Chief Ayomano & Ors V. Ginuwa II & Ors (1943)
LawGlobal Hub Judgment Report – West African Court of Appeal
Representative action—Plaintiffs’ representative capacity not Appeal fromdisputed—To whom is relief to be granted?
The plaintiffs claimed a declaration of title to land known as Sapele Township, suing on behalf of themselves and the Chiefs and people of the Okpe Clan. Their evidence. that they were entitled to sue on behalf of the Clan was uncontradicted, unchallenged in cross-examination, and accepted by the trial Judge. The trial Judge granted a declaration of title to ” the plaintiffs and to those members of the Okpe Clan who are blood descendants of the founders of the settlement now known as Sapele lands “.
The defendants appealed on the grounds, inter alia, that the judgment was against the weight of evidence, and that the Order of the Court was abortive in that it granted title to persons who were neither identified nor identifiable and who had, not been shown to be the same as the persons on whose behalf the plaintiffs claimed.

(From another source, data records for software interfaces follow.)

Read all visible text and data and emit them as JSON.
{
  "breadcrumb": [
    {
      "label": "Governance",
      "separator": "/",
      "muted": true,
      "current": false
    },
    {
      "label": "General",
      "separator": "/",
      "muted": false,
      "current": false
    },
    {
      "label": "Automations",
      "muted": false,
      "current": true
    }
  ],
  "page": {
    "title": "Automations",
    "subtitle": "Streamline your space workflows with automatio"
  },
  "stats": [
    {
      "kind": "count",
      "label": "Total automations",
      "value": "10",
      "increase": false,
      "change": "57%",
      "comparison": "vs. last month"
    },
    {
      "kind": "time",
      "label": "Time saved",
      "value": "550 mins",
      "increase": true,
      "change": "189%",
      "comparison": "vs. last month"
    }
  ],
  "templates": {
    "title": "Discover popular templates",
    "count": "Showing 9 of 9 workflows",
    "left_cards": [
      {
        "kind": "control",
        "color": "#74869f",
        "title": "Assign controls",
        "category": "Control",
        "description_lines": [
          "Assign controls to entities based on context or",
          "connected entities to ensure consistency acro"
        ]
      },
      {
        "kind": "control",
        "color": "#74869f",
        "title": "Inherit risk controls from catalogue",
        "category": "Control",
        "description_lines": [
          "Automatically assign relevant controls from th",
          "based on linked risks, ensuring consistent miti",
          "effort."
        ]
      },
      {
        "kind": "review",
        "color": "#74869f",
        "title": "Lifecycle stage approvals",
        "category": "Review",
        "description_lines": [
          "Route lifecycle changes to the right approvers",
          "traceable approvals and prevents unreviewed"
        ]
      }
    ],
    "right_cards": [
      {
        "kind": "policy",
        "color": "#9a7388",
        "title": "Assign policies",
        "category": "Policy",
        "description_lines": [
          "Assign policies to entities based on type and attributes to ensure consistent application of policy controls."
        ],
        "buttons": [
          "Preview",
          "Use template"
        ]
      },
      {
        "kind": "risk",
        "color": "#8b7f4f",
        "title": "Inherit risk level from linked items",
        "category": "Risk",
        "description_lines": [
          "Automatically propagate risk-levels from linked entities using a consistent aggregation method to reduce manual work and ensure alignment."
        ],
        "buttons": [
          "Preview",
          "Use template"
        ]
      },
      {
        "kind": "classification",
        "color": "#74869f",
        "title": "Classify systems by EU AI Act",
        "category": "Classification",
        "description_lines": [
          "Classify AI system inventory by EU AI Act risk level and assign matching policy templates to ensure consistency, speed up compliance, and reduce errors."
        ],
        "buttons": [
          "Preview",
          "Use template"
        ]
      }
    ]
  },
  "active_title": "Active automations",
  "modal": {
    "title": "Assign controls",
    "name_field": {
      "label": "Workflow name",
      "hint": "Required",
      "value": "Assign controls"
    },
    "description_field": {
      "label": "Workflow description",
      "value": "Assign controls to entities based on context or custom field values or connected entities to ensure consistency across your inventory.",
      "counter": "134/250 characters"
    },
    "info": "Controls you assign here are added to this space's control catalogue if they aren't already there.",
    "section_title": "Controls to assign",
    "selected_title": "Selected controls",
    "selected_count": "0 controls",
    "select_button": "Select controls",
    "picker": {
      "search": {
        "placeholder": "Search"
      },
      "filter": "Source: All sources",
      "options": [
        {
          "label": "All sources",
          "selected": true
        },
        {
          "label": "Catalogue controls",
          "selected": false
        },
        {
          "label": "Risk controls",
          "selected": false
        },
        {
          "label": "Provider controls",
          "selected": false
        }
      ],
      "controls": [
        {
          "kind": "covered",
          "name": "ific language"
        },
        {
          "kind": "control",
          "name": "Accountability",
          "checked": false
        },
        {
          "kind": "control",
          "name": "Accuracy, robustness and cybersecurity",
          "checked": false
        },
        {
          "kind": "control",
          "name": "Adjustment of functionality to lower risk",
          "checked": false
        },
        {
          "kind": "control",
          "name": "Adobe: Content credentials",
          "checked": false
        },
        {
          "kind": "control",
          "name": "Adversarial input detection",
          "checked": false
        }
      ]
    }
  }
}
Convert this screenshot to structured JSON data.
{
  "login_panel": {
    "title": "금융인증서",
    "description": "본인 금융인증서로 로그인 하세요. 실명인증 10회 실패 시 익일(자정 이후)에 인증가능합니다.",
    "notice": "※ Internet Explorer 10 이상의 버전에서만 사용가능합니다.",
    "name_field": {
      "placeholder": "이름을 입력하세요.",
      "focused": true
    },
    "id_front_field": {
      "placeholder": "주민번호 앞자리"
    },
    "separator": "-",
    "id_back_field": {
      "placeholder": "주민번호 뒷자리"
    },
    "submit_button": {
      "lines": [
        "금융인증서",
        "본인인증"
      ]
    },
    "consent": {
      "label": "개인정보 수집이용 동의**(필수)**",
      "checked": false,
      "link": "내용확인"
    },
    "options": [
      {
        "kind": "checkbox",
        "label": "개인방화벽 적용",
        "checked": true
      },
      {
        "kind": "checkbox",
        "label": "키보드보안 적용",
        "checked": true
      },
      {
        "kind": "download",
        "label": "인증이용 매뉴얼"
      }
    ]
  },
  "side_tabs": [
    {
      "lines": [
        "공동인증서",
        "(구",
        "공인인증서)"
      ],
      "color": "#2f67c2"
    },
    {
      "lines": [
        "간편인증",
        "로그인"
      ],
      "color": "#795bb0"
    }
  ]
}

There was ample evidence to justify the findings of fact arrived at by the trial Judge, but that the declaration made by him was wrong in form; and ordered, that the declaration be varied to one in favour of the plaintiffs in the capacity in which they stied.
Per Petrides, C.J.: The defendants, who had been found to have no title or interest in the land, were not entitled to object to the form of the declaration.
Per Graham Paul, C.J.: The questions who were the members of the (Ape Clan, and what were their rights inter se, were not in issue.
Appeal dismissed with costs.